A pangram or holoalphabetic sentence is a sentence using every letter of a given alphabet at least once. Pangrams have been used to display typefaces, test equipment, and develop skills in handwriting, calligraphy, and keyboarding.
The best-known English pangram is "The quick brown fox jumps over the lazy dog". It has been used since at least the late 19th century, was used by Western Union to test Telex/TWX data communication equipment for accuracy and reliability, and is now used by a number of computer programs to display computer fonts, most notably the font viewer built into Microsoft Windows.
Short pangrams in English are more difficult to devise and tend to use uncommon words. Longer pangrams may afford more opportunity for humor, cleverness, or thoughtfulness.
The following are examples of pangrams that are shorter than "The quick brown fox jumps over a lazy dog" (which has 33 letters) and use standard written English without abbreviations or proper nouns:
A perfect pangram contains every letter of the alphabet only once and can be considered an anagram of the alphabet. The only perfect pangrams of the English alphabet that are known use abbreviations or other non-words, such as "Mr Jock, TV quiz PhD, bags few lynx", or use words so obscure that the phrase is hard to understand, such as "Cwm fjord bank glyphs vext quiz", in which cwm is a loan word from the Welsh language meaning a steep-sided glaciated valley, and vext is an uncommon way to spell vexed.
Other writing systems may present more options: The Iroha is a well-known perfect pangram of the Japanese syllabary, while the Hanacaraka is a perfect pangram for the Javanese script and is used to order it to this day.
Whereas the English language uses all 26 letters of the Latin alphabet in native and naturalized words, many other languages using the same alphabet do not. Pangram writers in these languages are forced to choose between only using those letters found in native words or incorporating exotic loanwords into their pangrams.
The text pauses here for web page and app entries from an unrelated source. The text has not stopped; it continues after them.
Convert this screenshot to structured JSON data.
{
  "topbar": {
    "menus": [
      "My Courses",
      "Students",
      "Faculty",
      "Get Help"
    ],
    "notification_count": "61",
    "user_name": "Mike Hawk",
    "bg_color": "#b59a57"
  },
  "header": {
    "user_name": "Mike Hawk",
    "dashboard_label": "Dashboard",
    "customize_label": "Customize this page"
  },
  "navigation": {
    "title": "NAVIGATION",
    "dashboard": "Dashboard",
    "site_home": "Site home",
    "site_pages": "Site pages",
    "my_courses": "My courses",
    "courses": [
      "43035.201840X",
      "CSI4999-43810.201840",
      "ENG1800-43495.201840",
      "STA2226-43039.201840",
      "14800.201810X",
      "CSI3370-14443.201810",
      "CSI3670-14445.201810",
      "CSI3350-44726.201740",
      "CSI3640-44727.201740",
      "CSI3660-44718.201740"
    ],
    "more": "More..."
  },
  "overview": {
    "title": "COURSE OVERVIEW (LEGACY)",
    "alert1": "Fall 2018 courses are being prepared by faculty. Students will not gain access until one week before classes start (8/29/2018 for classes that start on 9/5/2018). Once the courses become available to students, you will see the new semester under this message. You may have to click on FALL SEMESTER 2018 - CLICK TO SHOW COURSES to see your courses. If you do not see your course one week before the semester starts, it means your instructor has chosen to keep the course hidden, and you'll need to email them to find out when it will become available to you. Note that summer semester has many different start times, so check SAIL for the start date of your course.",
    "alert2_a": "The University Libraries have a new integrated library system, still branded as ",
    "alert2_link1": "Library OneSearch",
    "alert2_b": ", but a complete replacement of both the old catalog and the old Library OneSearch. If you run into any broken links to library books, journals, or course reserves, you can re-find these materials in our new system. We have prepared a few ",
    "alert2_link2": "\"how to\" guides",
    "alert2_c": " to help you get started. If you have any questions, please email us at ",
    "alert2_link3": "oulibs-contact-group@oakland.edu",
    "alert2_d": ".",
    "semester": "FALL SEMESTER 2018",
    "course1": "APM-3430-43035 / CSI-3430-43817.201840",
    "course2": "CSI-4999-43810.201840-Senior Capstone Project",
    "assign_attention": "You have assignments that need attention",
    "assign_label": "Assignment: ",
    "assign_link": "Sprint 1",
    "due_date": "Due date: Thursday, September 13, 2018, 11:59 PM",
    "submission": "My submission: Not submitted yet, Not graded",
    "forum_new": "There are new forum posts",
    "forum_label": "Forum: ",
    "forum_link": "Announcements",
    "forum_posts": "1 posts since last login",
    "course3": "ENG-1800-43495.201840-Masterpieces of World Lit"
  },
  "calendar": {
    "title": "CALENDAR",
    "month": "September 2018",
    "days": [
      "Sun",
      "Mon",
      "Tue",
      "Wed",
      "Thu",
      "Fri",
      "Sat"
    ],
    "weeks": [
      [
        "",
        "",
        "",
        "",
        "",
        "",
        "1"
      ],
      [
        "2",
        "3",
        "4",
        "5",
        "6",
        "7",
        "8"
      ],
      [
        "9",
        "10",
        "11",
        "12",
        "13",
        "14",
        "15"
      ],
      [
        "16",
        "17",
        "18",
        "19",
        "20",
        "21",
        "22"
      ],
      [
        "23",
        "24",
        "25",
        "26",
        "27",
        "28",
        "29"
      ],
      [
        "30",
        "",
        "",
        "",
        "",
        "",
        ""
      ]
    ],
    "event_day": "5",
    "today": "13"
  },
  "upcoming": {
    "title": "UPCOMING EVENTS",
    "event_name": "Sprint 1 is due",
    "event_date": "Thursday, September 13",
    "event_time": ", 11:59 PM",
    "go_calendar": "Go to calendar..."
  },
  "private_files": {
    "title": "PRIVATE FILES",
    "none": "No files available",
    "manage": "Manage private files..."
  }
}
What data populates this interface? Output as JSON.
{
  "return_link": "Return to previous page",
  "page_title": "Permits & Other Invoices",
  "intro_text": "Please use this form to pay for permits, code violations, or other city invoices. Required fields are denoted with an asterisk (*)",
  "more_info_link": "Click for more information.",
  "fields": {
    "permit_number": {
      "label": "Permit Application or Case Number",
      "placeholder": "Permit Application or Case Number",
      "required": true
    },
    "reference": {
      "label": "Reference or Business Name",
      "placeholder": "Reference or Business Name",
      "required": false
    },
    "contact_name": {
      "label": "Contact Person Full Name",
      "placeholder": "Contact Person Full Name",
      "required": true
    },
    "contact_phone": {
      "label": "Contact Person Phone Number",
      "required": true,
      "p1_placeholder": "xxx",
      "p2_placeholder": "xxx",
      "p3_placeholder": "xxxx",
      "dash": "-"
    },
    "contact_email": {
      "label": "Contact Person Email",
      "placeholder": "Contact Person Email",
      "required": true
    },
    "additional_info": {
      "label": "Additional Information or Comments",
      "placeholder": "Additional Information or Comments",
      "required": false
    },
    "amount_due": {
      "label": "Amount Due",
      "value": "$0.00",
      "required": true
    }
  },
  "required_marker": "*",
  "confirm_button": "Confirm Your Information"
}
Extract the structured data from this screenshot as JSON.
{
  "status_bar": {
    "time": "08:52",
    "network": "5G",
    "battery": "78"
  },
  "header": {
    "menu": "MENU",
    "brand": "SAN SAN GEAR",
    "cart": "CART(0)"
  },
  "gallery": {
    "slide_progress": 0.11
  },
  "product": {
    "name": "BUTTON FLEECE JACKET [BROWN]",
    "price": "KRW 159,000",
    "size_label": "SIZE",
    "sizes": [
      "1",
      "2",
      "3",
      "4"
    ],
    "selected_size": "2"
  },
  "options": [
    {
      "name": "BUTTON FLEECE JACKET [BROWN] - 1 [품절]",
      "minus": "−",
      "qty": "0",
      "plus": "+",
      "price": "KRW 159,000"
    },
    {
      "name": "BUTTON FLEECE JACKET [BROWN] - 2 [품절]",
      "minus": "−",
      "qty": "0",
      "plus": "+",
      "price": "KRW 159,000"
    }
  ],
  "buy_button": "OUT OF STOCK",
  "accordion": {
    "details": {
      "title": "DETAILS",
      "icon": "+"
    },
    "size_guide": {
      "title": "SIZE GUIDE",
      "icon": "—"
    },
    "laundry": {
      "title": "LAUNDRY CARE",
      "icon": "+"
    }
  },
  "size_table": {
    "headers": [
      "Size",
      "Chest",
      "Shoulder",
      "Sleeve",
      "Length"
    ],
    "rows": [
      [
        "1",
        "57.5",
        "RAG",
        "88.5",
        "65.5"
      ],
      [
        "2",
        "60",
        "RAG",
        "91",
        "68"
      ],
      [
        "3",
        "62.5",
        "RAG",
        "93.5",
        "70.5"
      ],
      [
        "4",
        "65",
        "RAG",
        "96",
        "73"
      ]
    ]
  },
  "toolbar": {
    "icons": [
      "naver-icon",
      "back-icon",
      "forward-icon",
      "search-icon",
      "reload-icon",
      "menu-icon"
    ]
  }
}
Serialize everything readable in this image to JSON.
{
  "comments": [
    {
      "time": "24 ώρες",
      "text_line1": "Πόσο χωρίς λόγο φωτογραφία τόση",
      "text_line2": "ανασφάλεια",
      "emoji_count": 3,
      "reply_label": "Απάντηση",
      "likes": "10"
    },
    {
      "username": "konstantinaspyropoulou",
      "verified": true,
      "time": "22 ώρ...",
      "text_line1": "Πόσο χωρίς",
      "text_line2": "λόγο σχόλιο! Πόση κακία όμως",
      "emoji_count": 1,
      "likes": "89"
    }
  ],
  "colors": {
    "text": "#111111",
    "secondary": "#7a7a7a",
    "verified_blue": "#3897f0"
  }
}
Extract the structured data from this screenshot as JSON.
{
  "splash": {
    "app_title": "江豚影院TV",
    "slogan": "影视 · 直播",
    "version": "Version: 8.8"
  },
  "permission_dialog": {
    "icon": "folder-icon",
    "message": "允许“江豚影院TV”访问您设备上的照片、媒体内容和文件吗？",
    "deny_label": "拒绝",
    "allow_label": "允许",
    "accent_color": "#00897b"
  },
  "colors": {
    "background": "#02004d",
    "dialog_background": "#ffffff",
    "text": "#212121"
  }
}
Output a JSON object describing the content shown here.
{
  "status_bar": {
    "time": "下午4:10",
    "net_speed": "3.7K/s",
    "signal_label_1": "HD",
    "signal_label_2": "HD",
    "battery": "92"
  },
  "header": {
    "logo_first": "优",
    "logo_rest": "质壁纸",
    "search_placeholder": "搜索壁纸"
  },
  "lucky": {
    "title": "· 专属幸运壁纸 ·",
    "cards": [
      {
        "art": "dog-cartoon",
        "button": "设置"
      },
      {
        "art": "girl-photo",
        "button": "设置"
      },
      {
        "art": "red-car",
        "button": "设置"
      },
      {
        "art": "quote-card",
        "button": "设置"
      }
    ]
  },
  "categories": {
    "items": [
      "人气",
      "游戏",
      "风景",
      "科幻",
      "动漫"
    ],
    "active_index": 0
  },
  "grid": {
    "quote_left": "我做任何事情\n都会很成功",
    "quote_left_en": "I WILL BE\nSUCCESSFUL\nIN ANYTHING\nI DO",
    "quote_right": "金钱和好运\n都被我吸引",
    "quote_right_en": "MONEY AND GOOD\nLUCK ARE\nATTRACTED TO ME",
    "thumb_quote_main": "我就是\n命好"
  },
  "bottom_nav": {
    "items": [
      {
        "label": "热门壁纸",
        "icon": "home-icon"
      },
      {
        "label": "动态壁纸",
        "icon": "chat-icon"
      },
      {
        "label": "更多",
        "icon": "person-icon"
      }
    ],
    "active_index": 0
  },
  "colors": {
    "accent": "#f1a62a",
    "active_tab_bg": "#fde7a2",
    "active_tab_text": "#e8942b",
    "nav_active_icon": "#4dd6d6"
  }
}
Some words, such as the Gaelic-derived whisk(e)y, which has been borrowed by many languages and uses the letters k, w and y, are a frequent fixture of many foreign pangrams.
Non-Latin alphabetic or phonetic scripts such as Greek, Cyrillic, and others can also have pangrams.  In some writing systems, exactly what counts as a distinct symbol can be debated. For example, many languages have accents or other diacritics, but one might count "é" and "e" as the same for pangrams. A similar problem arises for older English orthography that includes the long s ("ſ").
Logographic scripts, or writing systems such as Chinese that do not use an alphabet but are composed principally of logograms, cannot produce pangrams in a literal sense (or at least, not pangrams of reasonable size). The total number of signs is large and imprecisely defined, so producing a text with every possible sign is practically impossible. However, various analogies to pangrams are feasible, including traditional pangrams in a romanization.
In Japanese, although typical orthography uses kanji (logograms), pangrams can be made using every kana, or syllabic character. The Iroha is a classic example of a perfect pangram in non-Latin script.
In Chinese, the Thousand Character Classic is a 1000-character poem in which each character is used exactly once; however, it does not include all Chinese characters. The single character 永 (permanence) incorporates all the basic strokes used to write Chinese characters, using each stroke exactly once, as described in the Eight Principles of Yong.
Among abugida scripts, an example of a perfect pangram is the Hanacaraka (hana caraka; data sawala; padha jayanya; maga bathanga) of the Javanese script, which is used to write the Javanese language in Indonesia.
A self-enumerating pangram is a pangrammatic autogram, or a sentence that inventories its own letters, each of which occurs at least once. The first example was produced by Rudy Kousbroek, a Dutch journalist and essayist, who publicly challenged Lee Sallows, a British recreational mathematician resident in the Netherlands, to produce an English translation of his Dutch pangram. In the sequel, Sallows built an electronic "pangram machine", that performed a systematic search among millions of candidate solutions. The machine was successful in identifying the following 'magic' translation:
Chris Patuzzo was able to reduce the problem of finding a self-enumerating pangram to the boolean satisfiability problem. He did this by using a made-to-order hardware description language as a stepping stone and then applied the Tseytin transformation to the resulting chip.
The pangram "The quick brown fox jumps over the lazy dog", and the search for a shorter pangram, are the cornerstone of the plot of the novel Ella Minnow Pea by Mark Dunn. The search successfully comes to an end when the phrase "Pack my box with five dozen liquor jugs" is discovered.
The humorous scientific paper Cneoridium dumosum (Nuttall) Hooker F. Collected March 26, 1960, at an Elevation of about 1450 Meters on Cerro Quemazón, 15 Miles South of Bahía de Los Angeles, Baja California, México, Apparently for a Southeastward Range Extension of Some 140 Miles has a pangrammatic title, seemingly by pure chance. As of January 2022, its English Wikipedia article is the only English Wikipedia article to have a pangrammatic title without having been constructed as a pangram.